Well, you know our old saw by now; we promise to increase frequency of posting. But the fact is [A] we're honestly being hammered by a trio of major client deliverables all converging from three different parts of the country (S.F., D.C., and So.Cal.) at the same time which has us totally appreciating what an Iron Chef goes through; and [B] we just can't bring ourselves to blather; the majority of what we're tracking is worthy of micro-blogging and thus ends up being pushed through our Twitter account (and its very easy to fire off 140 chars). But occasionally, we come across something worth a longer comment.
And so it is this morning (at least for myself.) Its notable because one of the three client projects I am cramming on to finish has a CFO who is convinced that Loyalty programs are essentially a financial drain in that they reward people who are already committed to repurchasing. OK. It seems to us that for the right brand, and product or service type that's the point; switching costs are near zero, and retention marketing is everything. So catch a whiff of this...
Starbucks Corp.'s fiscal fourth quarter earnings increased by a better-than-forecast 34% on sales that increased by a double-digit percentage (per the Wall Street Journal). Starbucks has recorded stronger sales trends in the U.S. than most of its competitors.

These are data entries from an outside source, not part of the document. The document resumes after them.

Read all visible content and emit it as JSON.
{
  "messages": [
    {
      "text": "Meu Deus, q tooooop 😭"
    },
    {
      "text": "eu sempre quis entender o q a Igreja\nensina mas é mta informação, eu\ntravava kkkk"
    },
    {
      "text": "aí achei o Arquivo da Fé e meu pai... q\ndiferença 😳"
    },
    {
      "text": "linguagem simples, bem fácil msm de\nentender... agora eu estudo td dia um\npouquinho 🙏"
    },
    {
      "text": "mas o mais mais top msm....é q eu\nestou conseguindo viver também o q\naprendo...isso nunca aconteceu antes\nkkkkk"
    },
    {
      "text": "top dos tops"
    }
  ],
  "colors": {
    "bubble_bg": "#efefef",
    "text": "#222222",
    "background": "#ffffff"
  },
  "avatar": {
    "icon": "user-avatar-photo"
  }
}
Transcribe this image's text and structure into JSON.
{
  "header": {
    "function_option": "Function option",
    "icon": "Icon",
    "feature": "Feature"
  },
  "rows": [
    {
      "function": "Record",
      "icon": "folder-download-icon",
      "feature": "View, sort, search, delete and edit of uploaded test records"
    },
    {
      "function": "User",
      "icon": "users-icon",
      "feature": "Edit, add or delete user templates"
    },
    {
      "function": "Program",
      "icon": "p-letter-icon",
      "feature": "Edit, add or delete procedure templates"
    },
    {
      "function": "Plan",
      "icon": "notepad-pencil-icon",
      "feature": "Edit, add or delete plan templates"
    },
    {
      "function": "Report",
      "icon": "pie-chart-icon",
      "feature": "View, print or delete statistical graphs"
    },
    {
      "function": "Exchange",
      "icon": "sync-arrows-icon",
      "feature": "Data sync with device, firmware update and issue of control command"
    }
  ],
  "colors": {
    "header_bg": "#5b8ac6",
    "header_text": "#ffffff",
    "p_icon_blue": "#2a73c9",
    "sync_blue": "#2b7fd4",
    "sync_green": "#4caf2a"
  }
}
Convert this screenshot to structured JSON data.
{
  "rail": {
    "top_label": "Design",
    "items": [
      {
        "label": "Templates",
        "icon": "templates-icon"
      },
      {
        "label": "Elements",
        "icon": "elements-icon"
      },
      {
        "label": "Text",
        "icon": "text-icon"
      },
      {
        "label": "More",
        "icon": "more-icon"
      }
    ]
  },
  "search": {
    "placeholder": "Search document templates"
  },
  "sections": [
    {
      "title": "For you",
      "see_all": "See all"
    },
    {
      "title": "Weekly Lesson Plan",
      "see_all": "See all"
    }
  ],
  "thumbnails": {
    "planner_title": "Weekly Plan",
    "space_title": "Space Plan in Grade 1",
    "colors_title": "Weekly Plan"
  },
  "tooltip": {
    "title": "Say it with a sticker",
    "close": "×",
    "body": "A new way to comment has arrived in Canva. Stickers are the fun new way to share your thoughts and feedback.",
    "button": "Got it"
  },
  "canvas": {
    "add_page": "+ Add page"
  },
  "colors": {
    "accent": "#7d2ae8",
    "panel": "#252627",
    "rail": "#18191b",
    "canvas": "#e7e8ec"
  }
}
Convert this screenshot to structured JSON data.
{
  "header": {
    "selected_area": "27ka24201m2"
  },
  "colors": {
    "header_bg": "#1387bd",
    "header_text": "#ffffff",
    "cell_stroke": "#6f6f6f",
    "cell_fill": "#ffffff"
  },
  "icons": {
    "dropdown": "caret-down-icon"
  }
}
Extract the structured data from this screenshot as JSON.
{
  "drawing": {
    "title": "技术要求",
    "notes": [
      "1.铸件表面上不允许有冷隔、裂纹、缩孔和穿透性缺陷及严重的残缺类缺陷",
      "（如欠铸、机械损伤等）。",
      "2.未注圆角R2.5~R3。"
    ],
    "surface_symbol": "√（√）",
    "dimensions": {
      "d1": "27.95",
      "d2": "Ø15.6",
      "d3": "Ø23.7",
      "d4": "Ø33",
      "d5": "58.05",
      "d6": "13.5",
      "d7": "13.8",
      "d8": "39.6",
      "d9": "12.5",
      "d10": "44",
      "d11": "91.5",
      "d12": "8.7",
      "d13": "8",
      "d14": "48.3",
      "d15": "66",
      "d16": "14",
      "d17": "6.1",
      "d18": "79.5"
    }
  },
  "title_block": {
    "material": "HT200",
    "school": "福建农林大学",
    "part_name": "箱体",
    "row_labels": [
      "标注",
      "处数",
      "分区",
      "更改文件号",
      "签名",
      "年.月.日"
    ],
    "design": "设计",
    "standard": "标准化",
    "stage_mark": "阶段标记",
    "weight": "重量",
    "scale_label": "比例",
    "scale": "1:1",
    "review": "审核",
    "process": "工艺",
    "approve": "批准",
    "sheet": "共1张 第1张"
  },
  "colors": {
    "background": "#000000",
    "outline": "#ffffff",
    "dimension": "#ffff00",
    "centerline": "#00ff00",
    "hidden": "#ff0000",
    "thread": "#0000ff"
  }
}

Same-store sales rose 8% in the U.S., driven by a 5% increase in transactions.
Here's the thing: Starbucks CFO and Group VP of Global Business Services, Troy Alstead noted in an interview that in addition to accelerated drive-through times and new food offerings, their loyalty program was responsible for increasing repeat customers and rising sales. That's right: Starbucks is tying their increase in sales to their loyalty program. From what we know of the internal workings at Starbucks CRM efforts they have plenty of analytics and data to back this up. And presumably that's how they reached this conclusion (acknowledging there were two other factors: food offerings and drive-through improvements). But the point here (at least for us) is clear: a loyalty program that appears to do exactly what was hoped: positively effect customer wallet-share.
The numbers speak for themselves. Overall, Starbucks reported a profit of $481.1M up from $359M a year earlier. And net revenue rose 13% to $3.8B. Hmm, a CFO reports a direct causal link between a loyalty program and business growth. Imagine that.
Now, to be intellectually honest there is one more observation to make (and then I need to jump back to that client's deliverable) ...the key to Starbucks loyalty program invokes the two principal watchwords of the digital age: ease and convenience. We think what makes Starbucks program so effective is not just accumulating points to earn free drinks or food, rather its the fact that their loyalty mechanism (once a card, now a phone app) makes it easy and convenient to buy and reload their digital wallet. We'll have to muse about loyalty program vehicles another time.